Sunday, July 9, 2017

Booster Covers Part 2

In my last post I built the top part of the booster covers, in this one I will show how I made the “leg” portion.

I started by gluing up some pine to make blocks big enough for the legs. This is enough to make four legs, two for each side.,


I cut these to width and height, with the proper top angle, on the table saw.


I cut them to length on the miter saw and then marked where the recessed area needs to be cut out.


I started the cut using the table saw to be sure I got a nice straight cut. When making these sorts of cuts on the table saw, remember that the cut is going to go deeper at the bottom the then top so you need to stop short of the line.


I finished the cuts on the band saw and then did some sanding to clean them up.


The next step was to do the flutes on the bottom of each leg. I did this with a fluting bit in the router table. The marks on the tape indicate the edges of the router bit and were used to set a stop block, seen on the right, to define the end of the cut. In hind sight I probably should have made the flute cuts before make the cut that formed the narrower portion of the piece. With that cut made I could only run the flat side against the fence which required me to do four different setups to get the four flutes. If I could have used either side against the fence I could have done it with just two setups.


Here are the parts with the flutes cut.


The next step was to create the block that connects the two legs together. I made the piece slightly taller then the legs and will sand it to the right height after the pieces have been glued up.


To glue the pieces together I used a second block the same width to keep the legs parallel.


The final step was to cut the groove just above the flutes which I did on the table saw. I did it after the pieces were glued up, although I don’t remember why I didn’t do this before gluing up the pieces.


Saturday, May 13, 2017

Booster Covers


The next part I am going to talk about is the booster cover. The is the blue part in the middle of the leg. I decided to make this out of wood and made it in three main pieces, the top block and the two arms that come off the bottom of the block. I will start with the top block.


I started by gluing up some pieces of pine to form a block bigger then needed, I then cut the piece down on the table saw to the correct final dimensions.

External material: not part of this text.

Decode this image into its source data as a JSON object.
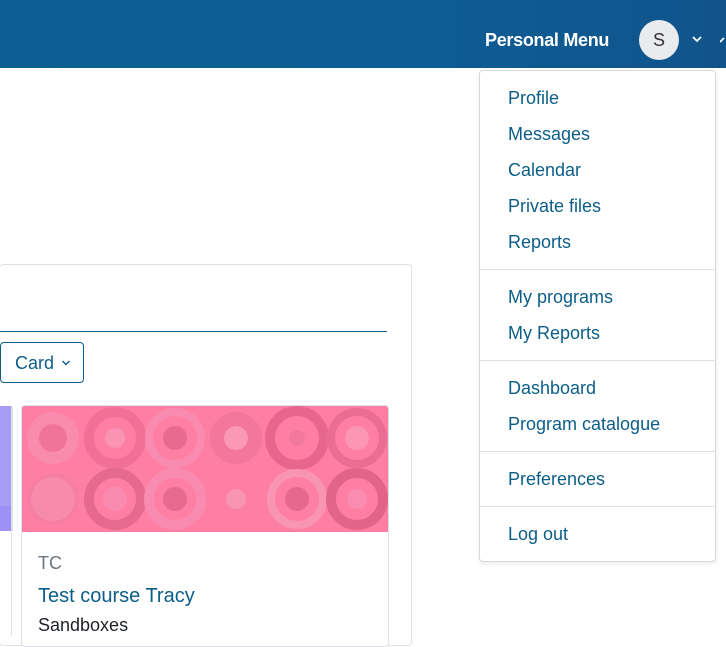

The next step was to form the curve at the top of the block. This is a little tricky since the curve slopes down to the front of the block. I started by printing a full size template for the curve. I then cut this into two pieces, the larger piece defines the edge of the curve on the front of the block and adding he smaller piece defines the curve on the back. 


I used the template to mark the block on the front and back and also marked which side was which.


I started the cut using the band saw to remove some of the material. This is the front of the block so the cut isn’t close to the line, but it is much closer on the back.


To finish the cut, I made a wedge that is the same angle as the slope of the curve. I then used that wedge along with the largest drum on the drum sander to remove the material down to the line on the front. The wedge will  assure that it comes out correctly on both the front and back.


Here is what the piece looks like after that operation. I believe I had to do more more to form that angles on the edges but it’s been a while and I can’t remember how I did this, probably on a belt sander.


The next step was to form the cove along the bottom edge. I did this with a cove bit on the router table. I clamped a guide block to keep the block against the fence and a used a feather board to keep it tight to the table.


Once cove was cut I marked up the block for the location of the slots in the block.


I started cutting the clots using the drill press. I clamped a block along the back to hold the piece in the right position front to back.


Here is the piece after the drilling operation.


I cleaned up the slots with a chisel. Here is the piece after some cleanup and a coat of primer. Still needs a little work.